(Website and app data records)
========================================================================
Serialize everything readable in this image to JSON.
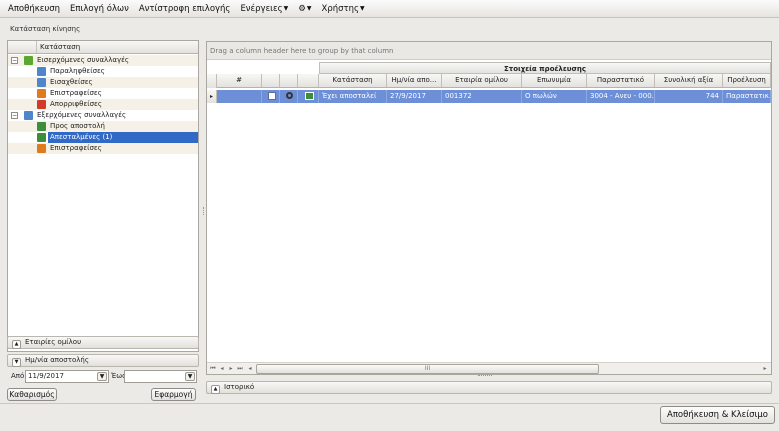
{
  "menubar": {
    "items": [
      {
        "label": "Αποθήκευση",
        "has_dropdown": false
      },
      {
        "label": "Επιλογή όλων",
        "has_dropdown": false
      },
      {
        "label": "Αντίστροφη επιλογής",
        "has_dropdown": false
      },
      {
        "label": "Ενέργειες",
        "has_dropdown": true
      },
      {
        "label": "⚙",
        "has_dropdown": true,
        "icon": "gear-icon"
      },
      {
        "label": "Χρήστης",
        "has_dropdown": true
      }
    ]
  },
  "left_panel": {
    "title": "Κατάσταση κίνησης",
    "tree_header": "Κατάσταση",
    "tree": [
      {
        "label": "Εισερχόμενες συναλλαγές",
        "level": 0,
        "expander": "−",
        "icon": "incoming-icon",
        "icon_color": "#5aa832",
        "selected": false,
        "alt": true
      },
      {
        "label": "Παραληφθείσες",
        "level": 1,
        "icon": "received-icon",
        "icon_color": "#4f86c9",
        "selected": false,
        "alt": false
      },
      {
        "label": "Εισαχθείσες",
        "level": 1,
        "icon": "imported-icon",
        "icon_color": "#4f86c9",
        "selected": false,
        "alt": true
      },
      {
        "label": "Επιστραφείσες",
        "level": 1,
        "icon": "returned-icon",
        "icon_color": "#e07a1e",
        "selected": false,
        "alt": false
      },
      {
        "label": "Απορριφθείσες",
        "level": 1,
        "icon": "rejected-icon",
        "icon_color": "#d23b2a",
        "selected": false,
        "alt": true
      },
      {
        "label": "Εξερχόμενες συναλλαγές",
        "level": 0,
        "expander": "−",
        "icon": "outgoing-icon",
        "icon_color": "#4f86c9",
        "selected": false,
        "alt": false
      },
      {
        "label": "Προς αποστολή",
        "level": 1,
        "icon": "to-send-icon",
        "icon_color": "#3d8d3a",
        "selected": false,
        "alt": true
      },
      {
        "label": "Απεσταλμένες (1)",
        "level": 1,
        "icon": "sent-icon",
        "icon_color": "#3d8d3a",
        "selected": true,
        "alt": false
      },
      {
        "label": "Επιστραφείσες",
        "level": 1,
        "icon": "returned-icon",
        "icon_color": "#e07a1e",
        "selected": false,
        "alt": true
      }
    ],
    "group_companies_label": "Εταιρίες ομίλου",
    "send_date_label": "Ημ/νία αποστολής",
    "from_label": "Από",
    "from_value": "11/9/2017",
    "to_label": "Έως",
    "to_value": "",
    "clear_label": "Καθαρισμός",
    "apply_label": "Εφαρμογή"
  },
  "grid": {
    "group_hint": "Drag a column header here to group by that column",
    "band_label": "Στοιχεία προέλευσης",
    "columns": [
      {
        "key": "num",
        "label": "#"
      },
      {
        "key": "check",
        "label": ""
      },
      {
        "key": "view",
        "label": ""
      },
      {
        "key": "icon",
        "label": ""
      },
      {
        "key": "status",
        "label": "Κατάσταση"
      },
      {
        "key": "date",
        "label": "Ημ/νία απο..."
      },
      {
        "key": "company",
        "label": "Εταιρία ομίλου"
      },
      {
        "key": "name",
        "label": "Επωνυμία"
      },
      {
        "key": "doc",
        "label": "Παραστατικό"
      },
      {
        "key": "total",
        "label": "Συνολική αξία"
      },
      {
        "key": "origin",
        "label": "Προέλευση"
      }
    ],
    "rows": [
      {
        "status": "Έχει αποσταλεί",
        "date": "27/9/2017",
        "company": "001372",
        "name": "Ο πωλών",
        "doc": "3004 - Ανευ - 000...",
        "total": "744",
        "origin": "Παραστατικ..."
      }
    ],
    "scroll_thumb": "III"
  },
  "history_label": "Ιστορικό",
  "save_close_label": "Αποθήκευση & Κλείσιμο"
}
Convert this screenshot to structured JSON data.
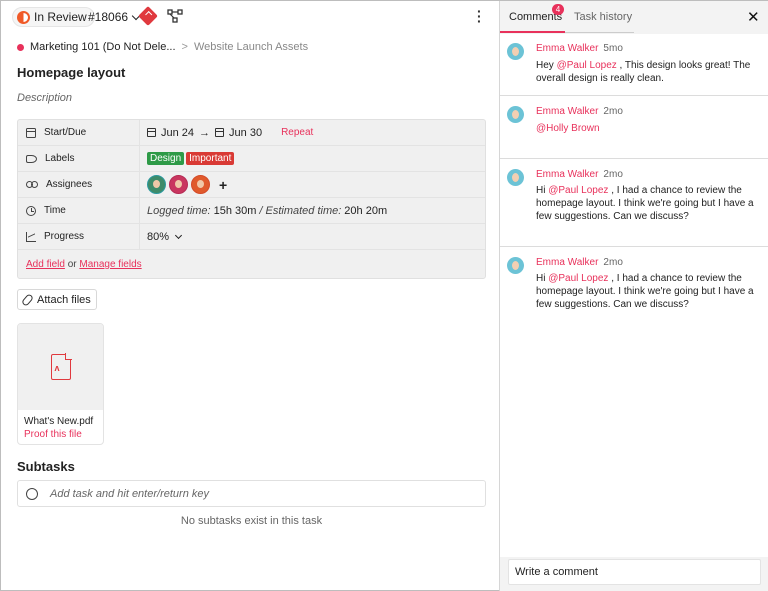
{
  "header": {
    "status_label": "In Review",
    "task_id": "#18066",
    "priority_icon": "priority-up-icon",
    "flow_icon": "workflow-icon",
    "more_icon": "more-vert-icon"
  },
  "breadcrumb": {
    "project": "Marketing 101 (Do Not Dele...",
    "separator": ">",
    "list": "Website Launch Assets"
  },
  "task": {
    "title": "Homepage layout",
    "description_placeholder": "Description"
  },
  "fields": {
    "start_due": {
      "label": "Start/Due",
      "start": "Jun 24",
      "arrow": "→",
      "due": "Jun 30",
      "repeat": "Repeat"
    },
    "labels": {
      "label": "Labels",
      "items": [
        "Design",
        "Important"
      ]
    },
    "assignees": {
      "label": "Assignees",
      "add": "+"
    },
    "time": {
      "label": "Time",
      "logged_label": "Logged time:",
      "logged_value": "15h 30m",
      "sep": "/",
      "estimated_label": "Estimated time:",
      "estimated_value": "20h 20m"
    },
    "progress": {
      "label": "Progress",
      "value": "80%"
    },
    "add_field": "Add field",
    "or": "or",
    "manage_fields": "Manage fields"
  },
  "attachments": {
    "attach_label": "Attach files",
    "file": {
      "name": "What's New.pdf",
      "action": "Proof this file"
    }
  },
  "subtasks": {
    "heading": "Subtasks",
    "placeholder": "Add task and hit enter/return key",
    "empty": "No subtasks exist in this task"
  },
  "sidebar": {
    "tabs": [
      "Comments",
      "Task history"
    ],
    "comments_badge": "4",
    "close": "✕",
    "comments": [
      {
        "author": "Emma Walker",
        "time": "5mo",
        "pre": "Hey ",
        "mention": "@Paul Lopez",
        "post": " , This design looks great! The overall design is really clean."
      },
      {
        "author": "Emma Walker",
        "time": "2mo",
        "pre": "",
        "mention": "@Holly Brown",
        "post": ""
      },
      {
        "author": "Emma Walker",
        "time": "2mo",
        "pre": "Hi ",
        "mention": "@Paul Lopez",
        "post": " , I had a chance to review the homepage layout. I think we're going but I have a few suggestions. Can we discuss?"
      },
      {
        "author": "Emma Walker",
        "time": "2mo",
        "pre": "Hi ",
        "mention": "@Paul Lopez",
        "post": " , I had a chance to review the homepage layout. I think we're going but I have a few suggestions. Can we discuss?"
      }
    ],
    "comment_placeholder": "Write a comment"
  },
  "colors": {
    "accent": "#e8315b",
    "status_orange": "#f05a28",
    "tag_design": "#2e9a47",
    "tag_important": "#d93a35"
  }
}
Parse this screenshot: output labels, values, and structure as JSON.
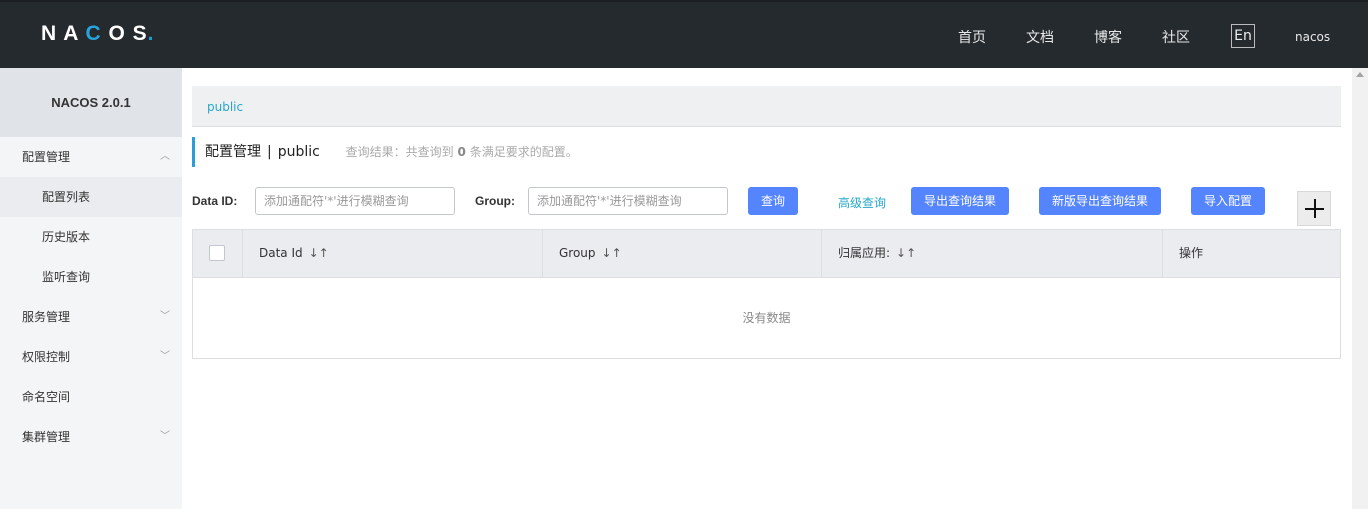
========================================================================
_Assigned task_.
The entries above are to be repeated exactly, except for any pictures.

_Answer to the exercise_.
Serialize everything readable in this image to JSON.
{
  "menubar": {
    "items": [
      {
        "label": "Αποθήκευση",
        "has_dropdown": false
      },
      {
        "label": "Επιλογή όλων",
        "has_dropdown": false
      },
      {
        "label": "Αντίστροφη επιλογής",
        "has_dropdown": false
      },
      {
        "label": "Ενέργειες",
        "has_dropdown": true
      },
      {
        "label": "⚙",
        "has_dropdown": true,
        "icon": "gear-icon"
      },
      {
        "label": "Χρήστης",
        "has_dropdown": true
      }
    ]
  },
  "left_panel": {
    "title": "Κατάσταση κίνησης",
    "tree_header": "Κατάσταση",
    "tree": [
      {
        "label": "Εισερχόμενες συναλλαγές",
        "level": 0,
        "expander": "−",
        "icon": "incoming-icon",
        "icon_color": "#5aa832",
        "selected": false,
        "alt": true
      },
      {
        "label": "Παραληφθείσες",
        "level": 1,
        "icon": "received-icon",
        "icon_color": "#4f86c9",
        "selected": false,
        "alt": false
      },
      {
        "label": "Εισαχθείσες",
        "level": 1,
        "icon": "imported-icon",
        "icon_color": "#4f86c9",
        "selected": false,
        "alt": true
      },
      {
        "label": "Επιστραφείσες",
        "level": 1,
        "icon": "returned-icon",
        "icon_color": "#e07a1e",
        "selected": false,
        "alt": false
      },
      {
        "label": "Απορριφθείσες",
        "level": 1,
        "icon": "rejected-icon",
        "icon_color": "#d23b2a",
        "selected": false,
        "alt": true
      },
      {
        "label": "Εξερχόμενες συναλλαγές",
        "level": 0,
        "expander": "−",
        "icon": "outgoing-icon",
        "icon_color": "#4f86c9",
        "selected": false,
        "alt": false
      },
      {
        "label": "Προς αποστολή",
        "level": 1,
        "icon": "to-send-icon",
        "icon_color": "#3d8d3a",
        "selected": false,
        "alt": true
      },
      {
        "label": "Απεσταλμένες (1)",
        "level": 1,
        "icon": "sent-icon",
        "icon_color": "#3d8d3a",
        "selected": true,
        "alt": false
      },
      {
        "label": "Επιστραφείσες",
        "level": 1,
        "icon": "returned-icon",
        "icon_color": "#e07a1e",
        "selected": false,
        "alt": true
      }
    ],
    "group_companies_label": "Εταιρίες ομίλου",
    "send_date_label": "Ημ/νία αποστολής",
    "from_label": "Από",
    "from_value": "11/9/2017",
    "to_label": "Έως",
    "to_value": "",
    "clear_label": "Καθαρισμός",
    "apply_label": "Εφαρμογή"
  },
  "grid": {
    "group_hint": "Drag a column header here to group by that column",
    "band_label": "Στοιχεία προέλευσης",
    "columns": [
      {
        "key": "num",
        "label": "#"
      },
      {
        "key": "check",
        "label": ""
      },
      {
        "key": "view",
        "label": ""
      },
      {
        "key": "icon",
        "label": ""
      },
      {
        "key": "status",
        "label": "Κατάσταση"
      },
      {
        "key": "date",
        "label": "Ημ/νία απο..."
      },
      {
        "key": "company",
        "label": "Εταιρία ομίλου"
      },
      {
        "key": "name",
        "label": "Επωνυμία"
      },
      {
        "key": "doc",
        "label": "Παραστατικό"
      },
      {
        "key": "total",
        "label": "Συνολική αξία"
      },
      {
        "key": "origin",
        "label": "Προέλευση"
      }
    ],
    "rows": [
      {
        "status": "Έχει αποσταλεί",
        "date": "27/9/2017",
        "company": "001372",
        "name": "Ο πωλών",
        "doc": "3004 - Ανευ - 000...",
        "total": "744",
        "origin": "Παραστατικ..."
      }
    ],
    "scroll_thumb": "III"
  },
  "history_label": "Ιστορικό",
  "save_close_label": "Αποθήκευση & Κλείσιμο"
}
Convert this screenshot to structured JSON data.
{
  "header": {
    "status_label": "In Review",
    "task_id": "#18066",
    "priority_icon": "priority-up-icon",
    "flow_icon": "workflow-icon",
    "more_icon": "more-vert-icon"
  },
  "breadcrumb": {
    "project": "Marketing 101 (Do Not Dele...",
    "separator": ">",
    "list": "Website Launch Assets"
  },
  "task": {
    "title": "Homepage layout",
    "description_placeholder": "Description"
  },
  "fields": {
    "start_due": {
      "label": "Start/Due",
      "start": "Jun 24",
      "arrow": "→",
      "due": "Jun 30",
      "repeat": "Repeat"
    },
    "labels": {
      "label": "Labels",
      "items": [
        "Design",
        "Important"
      ]
    },
    "assignees": {
      "label": "Assignees",
      "add": "+"
    },
    "time": {
      "label": "Time",
      "logged_label": "Logged time:",
      "logged_value": "15h 30m",
      "sep": "/",
      "estimated_label": "Estimated time:",
      "estimated_value": "20h 20m"
    },
    "progress": {
      "label": "Progress",
      "value": "80%"
    },
    "add_field": "Add field",
    "or": "or",
    "manage_fields": "Manage fields"
  },
  "attachments": {
    "attach_label": "Attach files",
    "file": {
      "name": "What's New.pdf",
      "action": "Proof this file"
    }
  },
  "subtasks": {
    "heading": "Subtasks",
    "placeholder": "Add task and hit enter/return key",
    "empty": "No subtasks exist in this task"
  },
  "sidebar": {
    "tabs": [
      "Comments",
      "Task history"
    ],
    "comments_badge": "4",
    "close": "✕",
    "comments": [
      {
        "author": "Emma Walker",
        "time": "5mo",
        "pre": "Hey ",
        "mention": "@Paul Lopez",
        "post": " , This design looks great! The overall design is really clean."
      },
      {
        "author": "Emma Walker",
        "time": "2mo",
        "pre": "",
        "mention": "@Holly Brown",
        "post": ""
      },
      {
        "author": "Emma Walker",
        "time": "2mo",
        "pre": "Hi ",
        "mention": "@Paul Lopez",
        "post": " , I had a chance to review the homepage layout. I think we're going but I have a few suggestions. Can we discuss?"
      },
      {
        "author": "Emma Walker",
        "time": "2mo",
        "pre": "Hi ",
        "mention": "@Paul Lopez",
        "post": " , I had a chance to review the homepage layout. I think we're going but I have a few suggestions. Can we discuss?"
      }
    ],
    "comment_placeholder": "Write a comment"
  },
  "colors": {
    "accent": "#e8315b",
    "status_orange": "#f05a28",
    "tag_design": "#2e9a47",
    "tag_important": "#d93a35"
  }
}
Parse this screenshot: output labels, values, and structure as JSON.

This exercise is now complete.